• [What you will do] Word for word, print each record, dropping any image it holds.

---------- Input records

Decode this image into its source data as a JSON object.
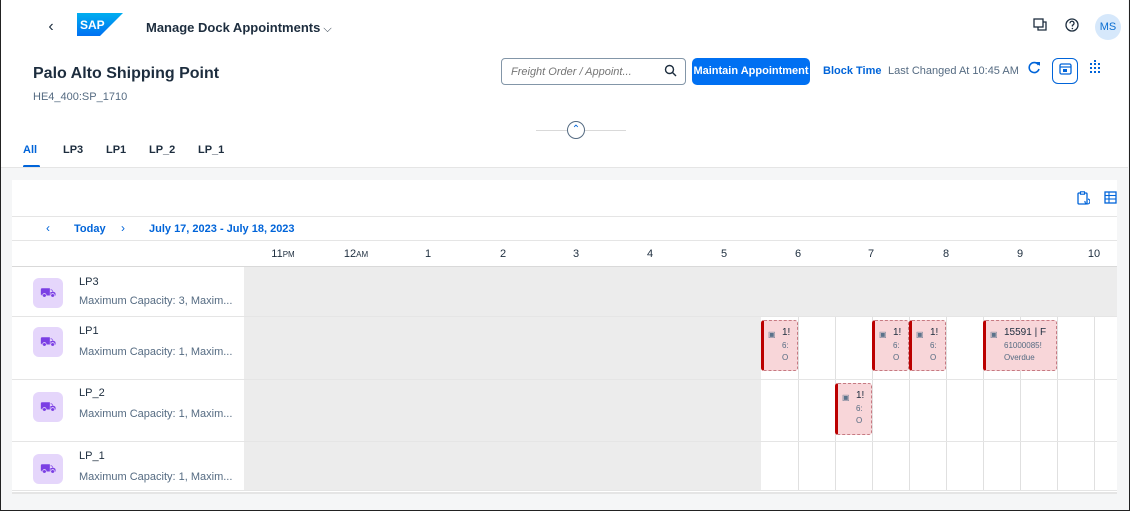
{
  "shell": {
    "back_glyph": "‹",
    "logo_text": "SAP",
    "app_title": "Manage Dock Appointments",
    "app_title_caret": "⌵",
    "avatar_initials": "MS",
    "icons": {
      "notifications": "notifications-icon",
      "help": "help-icon"
    }
  },
  "header": {
    "title": "Palo Alto Shipping Point",
    "subtitle": "HE4_400:SP_1710",
    "search_placeholder": "Freight Order / Appoint...",
    "search_icon": "🔍",
    "maintain_button": "Maintain Appointment",
    "block_time_link": "Block Time",
    "last_changed": "Last Changed At 10:45 AM",
    "collapse_glyph": "⌃"
  },
  "tabs": [
    {
      "label": "All",
      "active": true
    },
    {
      "label": "LP3"
    },
    {
      "label": "LP1"
    },
    {
      "label": "LP_2"
    },
    {
      "label": "LP_1"
    }
  ],
  "calendar": {
    "nav": {
      "prev": "‹",
      "today": "Today",
      "next": "›",
      "range": "July 17, 2023 - July 18, 2023"
    },
    "hours": [
      {
        "label": "11",
        "suffix": "PM"
      },
      {
        "label": "12",
        "suffix": "AM"
      },
      {
        "label": "1",
        "suffix": ""
      },
      {
        "label": "2",
        "suffix": ""
      },
      {
        "label": "3",
        "suffix": ""
      },
      {
        "label": "4",
        "suffix": ""
      },
      {
        "label": "5",
        "suffix": ""
      },
      {
        "label": "6",
        "suffix": ""
      },
      {
        "label": "7",
        "suffix": ""
      },
      {
        "label": "8",
        "suffix": ""
      },
      {
        "label": "9",
        "suffix": ""
      },
      {
        "label": "10",
        "suffix": ""
      }
    ],
    "rows": [
      {
        "name": "LP3",
        "description": "Maximum Capacity: 3, Maxim..."
      },
      {
        "name": "LP1",
        "description": "Maximum Capacity: 1, Maxim..."
      },
      {
        "name": "LP_2",
        "description": "Maximum Capacity: 1, Maxim..."
      },
      {
        "name": "LP_1",
        "description": "Maximum Capacity: 1, Maxim..."
      }
    ],
    "appointments": {
      "lp1_a": {
        "title": "1!",
        "text": "6:",
        "status": "O"
      },
      "lp1_b": {
        "title": "1!",
        "text": "6:",
        "status": "O"
      },
      "lp1_c": {
        "title": "1!",
        "text": "6:",
        "status": "O"
      },
      "lp1_d": {
        "title": "15591 | F",
        "text": "61000085!",
        "status": "Overdue"
      },
      "lp2_a": {
        "title": "1!",
        "text": "6:",
        "status": "O"
      }
    }
  },
  "colors": {
    "brand_blue": "#0070f2",
    "link_blue": "#0064d9",
    "overdue_red": "#bb0000",
    "appointment_fill": "#f8d6d9",
    "resource_icon_bg": "#e5d6fb"
  }
}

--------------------

• [Answer to the problem]
Decode this image into its source data as a JSON object.
{
  "shell": {
    "back_glyph": "‹",
    "logo_text": "SAP",
    "app_title": "Manage Dock Appointments",
    "app_title_caret": "⌵",
    "avatar_initials": "MS",
    "icons": {
      "notifications": "notifications-icon",
      "help": "help-icon"
    }
  },
  "header": {
    "title": "Palo Alto Shipping Point",
    "subtitle": "HE4_400:SP_1710",
    "search_placeholder": "Freight Order / Appoint...",
    "search_icon": "🔍",
    "maintain_button": "Maintain Appointment",
    "block_time_link": "Block Time",
    "last_changed": "Last Changed At 10:45 AM",
    "collapse_glyph": "⌃"
  },
  "tabs": [
    {
      "label": "All",
      "active": true
    },
    {
      "label": "LP3"
    },
    {
      "label": "LP1"
    },
    {
      "label": "LP_2"
    },
    {
      "label": "LP_1"
    }
  ],
  "calendar": {
    "nav": {
      "prev": "‹",
      "today": "Today",
      "next": "›",
      "range": "July 17, 2023 - July 18, 2023"
    },
    "hours": [
      {
        "label": "11",
        "suffix": "PM"
      },
      {
        "label": "12",
        "suffix": "AM"
      },
      {
        "label": "1",
        "suffix": ""
      },
      {
        "label": "2",
        "suffix": ""
      },
      {
        "label": "3",
        "suffix": ""
      },
      {
        "label": "4",
        "suffix": ""
      },
      {
        "label": "5",
        "suffix": ""
      },
      {
        "label": "6",
        "suffix": ""
      },
      {
        "label": "7",
        "suffix": ""
      },
      {
        "label": "8",
        "suffix": ""
      },
      {
        "label": "9",
        "suffix": ""
      },
      {
        "label": "10",
        "suffix": ""
      }
    ],
    "rows": [
      {
        "name": "LP3",
        "description": "Maximum Capacity: 3, Maxim..."
      },
      {
        "name": "LP1",
        "description": "Maximum Capacity: 1, Maxim..."
      },
      {
        "name": "LP_2",
        "description": "Maximum Capacity: 1, Maxim..."
      },
      {
        "name": "LP_1",
        "description": "Maximum Capacity: 1, Maxim..."
      }
    ],
    "appointments": {
      "lp1_a": {
        "title": "1!",
        "text": "6:",
        "status": "O"
      },
      "lp1_b": {
        "title": "1!",
        "text": "6:",
        "status": "O"
      },
      "lp1_c": {
        "title": "1!",
        "text": "6:",
        "status": "O"
      },
      "lp1_d": {
        "title": "15591 | F",
        "text": "61000085!",
        "status": "Overdue"
      },
      "lp2_a": {
        "title": "1!",
        "text": "6:",
        "status": "O"
      }
    }
  },
  "colors": {
    "brand_blue": "#0070f2",
    "link_blue": "#0064d9",
    "overdue_red": "#bb0000",
    "appointment_fill": "#f8d6d9",
    "resource_icon_bg": "#e5d6fb"
  }
}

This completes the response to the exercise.